I remember working as a young journalism major and intern very clearly. Being the least experienced person in the room is a humbling and intimidating experience. I spent hours panicked about appropriate office attire, praying that the damage I had inflicted on the copier wasn't permanent, and cursing my parents for failing to teach me how to make a proper cup of coffee. At The Vegetarian Resource Group, we do things differently. We want our interns to get involved with the aspects of vegetarianism that are interesting to them. When they manage to take control of their own learning, and truly dive in, we see impressive results.

When working with interns, I try to remember what was important to me when I was in their shoes: having things explained clearly, being treated with respect, working on something that interested me, and of course, having a little fun, too. The fun part comes easily: each week we receive samples of the newest vegan foods on the market, from decadent dairy-free ice creams, cookies, and chocolate, to meat-free versions of burgers, nuggets, breakfast meats, and beyond. Interns taste test and then review products, thoughtfully snacking and typing while learning about the intricacies of ingredients, communicating with corporations large and small, and writing concise copy. But we also get interns involved in meaningful work for the vegan community, sparked by their individual passions.

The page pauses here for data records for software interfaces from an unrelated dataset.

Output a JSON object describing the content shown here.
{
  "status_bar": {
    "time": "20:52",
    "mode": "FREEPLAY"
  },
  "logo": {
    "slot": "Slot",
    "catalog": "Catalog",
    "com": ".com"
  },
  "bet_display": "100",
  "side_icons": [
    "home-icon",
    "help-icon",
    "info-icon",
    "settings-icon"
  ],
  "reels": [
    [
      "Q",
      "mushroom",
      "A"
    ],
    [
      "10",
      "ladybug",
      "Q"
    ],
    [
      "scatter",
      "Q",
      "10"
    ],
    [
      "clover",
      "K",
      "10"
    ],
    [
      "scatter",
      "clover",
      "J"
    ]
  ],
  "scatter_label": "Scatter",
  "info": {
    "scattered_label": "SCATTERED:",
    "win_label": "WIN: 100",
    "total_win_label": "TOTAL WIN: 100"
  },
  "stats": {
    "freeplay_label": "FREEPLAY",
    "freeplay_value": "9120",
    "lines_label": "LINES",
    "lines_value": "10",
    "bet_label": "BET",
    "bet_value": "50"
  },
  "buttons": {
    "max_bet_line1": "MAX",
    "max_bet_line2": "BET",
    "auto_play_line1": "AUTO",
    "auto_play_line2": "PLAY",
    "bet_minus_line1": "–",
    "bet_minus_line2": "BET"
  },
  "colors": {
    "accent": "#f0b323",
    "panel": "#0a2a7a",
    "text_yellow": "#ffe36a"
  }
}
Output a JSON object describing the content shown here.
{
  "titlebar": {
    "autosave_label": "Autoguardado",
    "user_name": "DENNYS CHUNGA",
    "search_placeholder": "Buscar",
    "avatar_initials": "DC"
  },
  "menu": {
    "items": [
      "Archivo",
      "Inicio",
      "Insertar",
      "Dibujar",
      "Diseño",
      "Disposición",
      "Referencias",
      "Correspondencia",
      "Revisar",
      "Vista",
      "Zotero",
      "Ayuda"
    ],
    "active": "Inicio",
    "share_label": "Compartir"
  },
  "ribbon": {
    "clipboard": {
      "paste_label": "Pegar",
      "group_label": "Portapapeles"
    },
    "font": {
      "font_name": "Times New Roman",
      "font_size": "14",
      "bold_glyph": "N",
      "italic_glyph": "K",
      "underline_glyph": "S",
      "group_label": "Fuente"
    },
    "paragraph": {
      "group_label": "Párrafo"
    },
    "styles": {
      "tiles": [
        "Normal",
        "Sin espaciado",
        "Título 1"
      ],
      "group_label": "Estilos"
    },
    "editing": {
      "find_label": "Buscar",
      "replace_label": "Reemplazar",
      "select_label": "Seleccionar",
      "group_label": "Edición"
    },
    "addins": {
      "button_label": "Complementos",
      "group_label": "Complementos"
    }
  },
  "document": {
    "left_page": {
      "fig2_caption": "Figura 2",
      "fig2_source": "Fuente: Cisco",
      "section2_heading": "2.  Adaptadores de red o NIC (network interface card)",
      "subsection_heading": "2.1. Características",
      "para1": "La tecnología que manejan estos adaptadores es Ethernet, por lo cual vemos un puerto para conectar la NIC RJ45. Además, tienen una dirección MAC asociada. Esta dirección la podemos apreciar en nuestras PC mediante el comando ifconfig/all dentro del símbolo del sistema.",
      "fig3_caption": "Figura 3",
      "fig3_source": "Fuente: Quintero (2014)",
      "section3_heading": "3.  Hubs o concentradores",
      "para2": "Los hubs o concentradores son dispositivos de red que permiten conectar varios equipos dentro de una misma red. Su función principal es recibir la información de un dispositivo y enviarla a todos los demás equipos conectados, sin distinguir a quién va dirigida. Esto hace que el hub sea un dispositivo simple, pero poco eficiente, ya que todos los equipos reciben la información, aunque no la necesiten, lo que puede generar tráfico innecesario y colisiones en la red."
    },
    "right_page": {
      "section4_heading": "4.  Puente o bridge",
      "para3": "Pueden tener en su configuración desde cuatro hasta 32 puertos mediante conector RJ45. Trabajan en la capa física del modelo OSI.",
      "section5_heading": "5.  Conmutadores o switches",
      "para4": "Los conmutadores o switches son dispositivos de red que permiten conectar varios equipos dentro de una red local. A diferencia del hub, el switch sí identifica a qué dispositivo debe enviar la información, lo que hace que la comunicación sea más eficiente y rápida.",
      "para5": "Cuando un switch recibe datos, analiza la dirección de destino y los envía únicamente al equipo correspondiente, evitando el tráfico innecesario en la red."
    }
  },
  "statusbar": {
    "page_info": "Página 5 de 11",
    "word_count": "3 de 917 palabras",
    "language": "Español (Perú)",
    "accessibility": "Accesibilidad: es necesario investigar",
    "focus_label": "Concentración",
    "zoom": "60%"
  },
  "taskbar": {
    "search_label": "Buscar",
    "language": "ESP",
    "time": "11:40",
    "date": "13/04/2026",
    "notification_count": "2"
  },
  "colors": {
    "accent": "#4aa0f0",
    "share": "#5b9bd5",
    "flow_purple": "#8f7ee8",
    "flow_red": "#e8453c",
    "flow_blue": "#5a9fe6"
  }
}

High school senior Anna Balfanz came to The VRG to complete a school project. She was involved in mock-trial and decided that while at The VRG, she would assist a lawyer in researching vegetarian prisoners' legal rights to vegetarian food. " I now have a much better understanding of the federal legal system, how constitutional rights and freedom of religion work in prison, and a better understanding of how to build a case," Balfanz said. Similarly, James Madison University junior Anne Custer is studying to be a dietitian, so she spent her time interviewing a vegan corporate grocery chain dietitian on how she counsels customers. Princeton University freshman Myrial Holbrook had always been interested in graphic design, so we gave her the opportunity to design a VRG recipe postcard that is now distributed at our outreach booths all across the country.

We love staying connected, so when interns are off at their next school, job, or adventure, we keep in touch. Past intern Laura McGuiness, who now attends UC Berkeley (but still does our e-mail newsletter!), recently warmed my heart in an e-mail, " VRG has changed me as a person, Samantha. I came back to California a much better adjusted, more mature young woman. I feel like I am truly an adult and VRG was the catalyst," she wrote. " I have learned to put aside my fear of approaching people and instead fearlessly engage with the community in hopes of imparting knowledge... I feel incredibly lucky that I got to do an internship that allowed me to gain knowledge of my two passions: veganism and writing."

If you're interested in interning at The Vegetarian Resource Group, e-mail a resume to To donate money to support our needs-based interns, visit or mail a check to P.O Box 1463, Baltimore, MD 21203.

Samantha Gendler, Senior Editor of The Vegetarian Journal